For her birthday last October, my mother received a fur jacket from Nordstrom. As an animal-rights advocate from an early age (I earned a Girl Scout badge by becoming a charter member of the Humane Society in my hometown), I reacted to the birthday fur with the proper amount of indignation. Yes, the fur was gorgeous, but what of the poor creature that was killed for its coat?
Actually, my mother was not certain what fur the jacket was trimmed with—probably fox, possibly rabbit. But when my mother sat stroking our beloved Sheltie, it was impossible to miss the similarity in texture and coloring between the fur coats she and our four-legged family member were sporting. Although we used this as yet another opportunity to decry the use of animal fur for clothing, we never suspected how close we were to discovering a horrible truth.

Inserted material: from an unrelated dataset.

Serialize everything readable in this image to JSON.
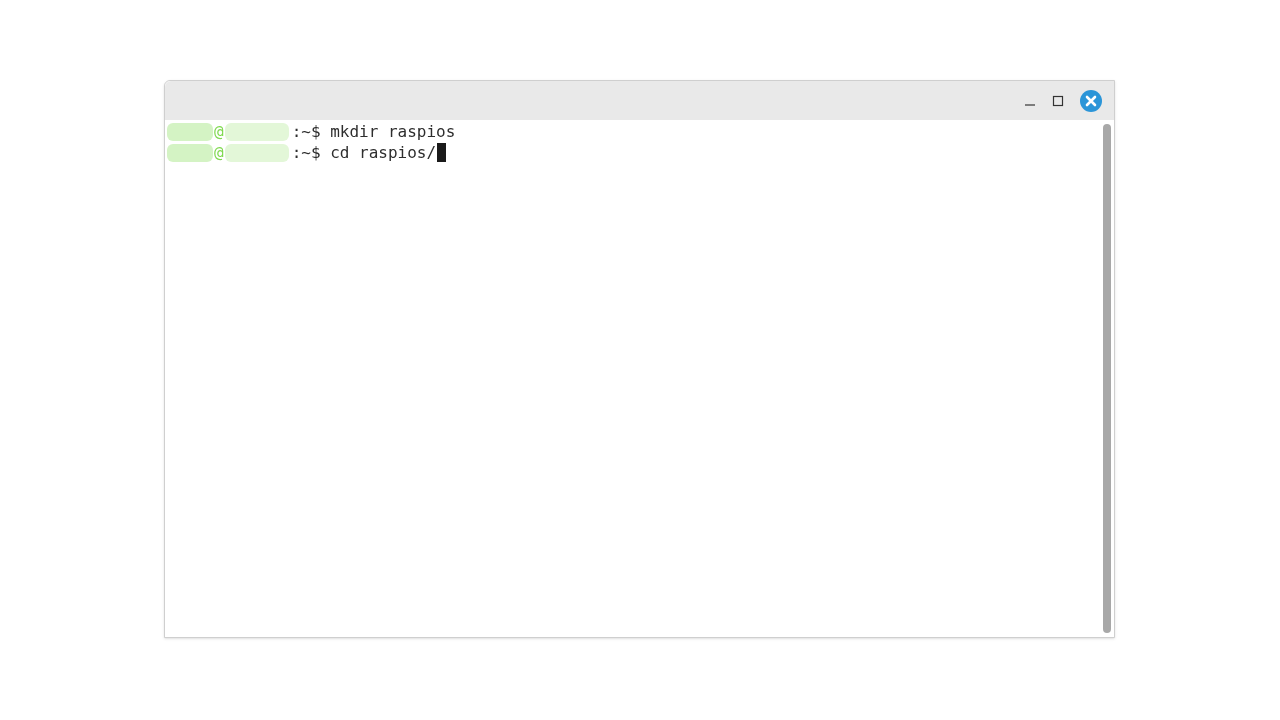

In February, the Humane Society of the United States (HSUS) formally identified a number of retailers who had inadvertently sold fur coats trimmed with fur from domestic dogs. It was a heart-wrenching moment at our house, and no doubt in the executive offices of the named retailers.
Retailers identified by the HSUS as having sold jackets trimmed with dog fur included Nordstrom, Tommy Hilfiger, Neiman Marcus, Dillard’s, Bergdorf Goodman, Foot Locker, Lord & Taylor,

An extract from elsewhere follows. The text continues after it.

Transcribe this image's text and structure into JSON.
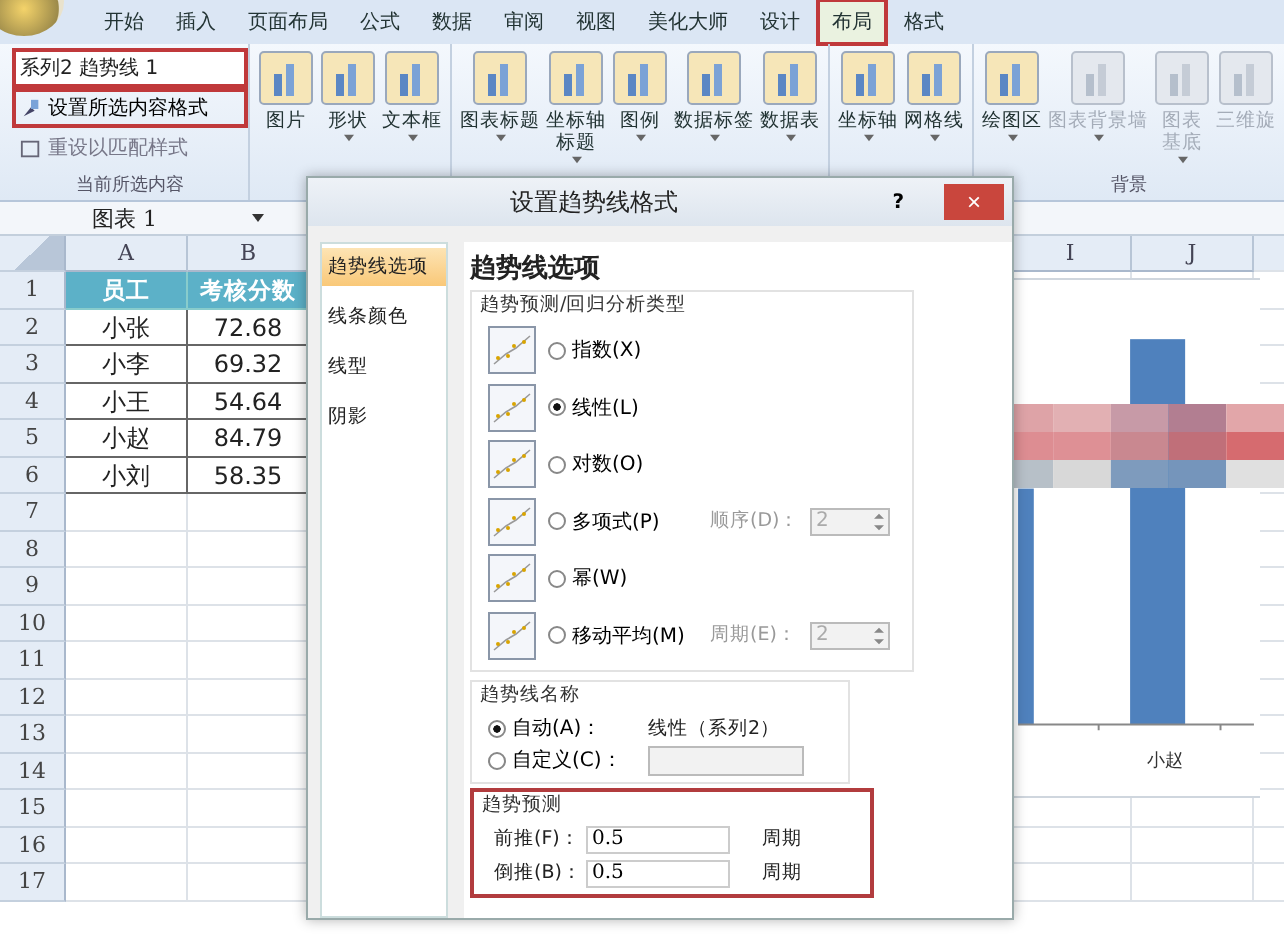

In a formal release, Wayne Pacelle, president and CEO of the HSUS, stated, “If consumers buy fur jackets from China, it’s very possible they are getting falsely labeled fur from domestic dogs or raccoon dogs skinned alive.”
For readers like me who are unfamiliar with what a “raccoon dog” is, the HSUS defines it as a member of the dog family with raccoon-like markings. The breed is prevalent in China.
In a society that made superstars of Lassie, Rin Tin Tin and Benji, a majority of U.S. consumers are appalled by the idea of wearing dog fur. However, even if the insensitivity of the product fails to move retail executives, the financial repercussions can be substantial. Intentionally importing and selling dog fur is a federal crime that can carry a $10,000 fine for each violation.
Although Nordstrom reportedly recalled the offending fur coats and most retailers removed the product from their sales channels, the HSUS reported they discovered that J.C. Penney, which was selling raccoon dog fur mislabeled as raccoon, merely blacked out the name of the species from the label and returned the coats to the selling floor.
The issue for retailers is much larger than the concept of animal rights. It speaks to the huge challenge of screening, selecting and managing global vendors. According to Gary Bull, managing director and retail industry leader of New York City-based Marsh, which helps retailers manage their total cost of risk, vendor screening for global partnerships is one of the top two risk issues confronting retailers in today’s market.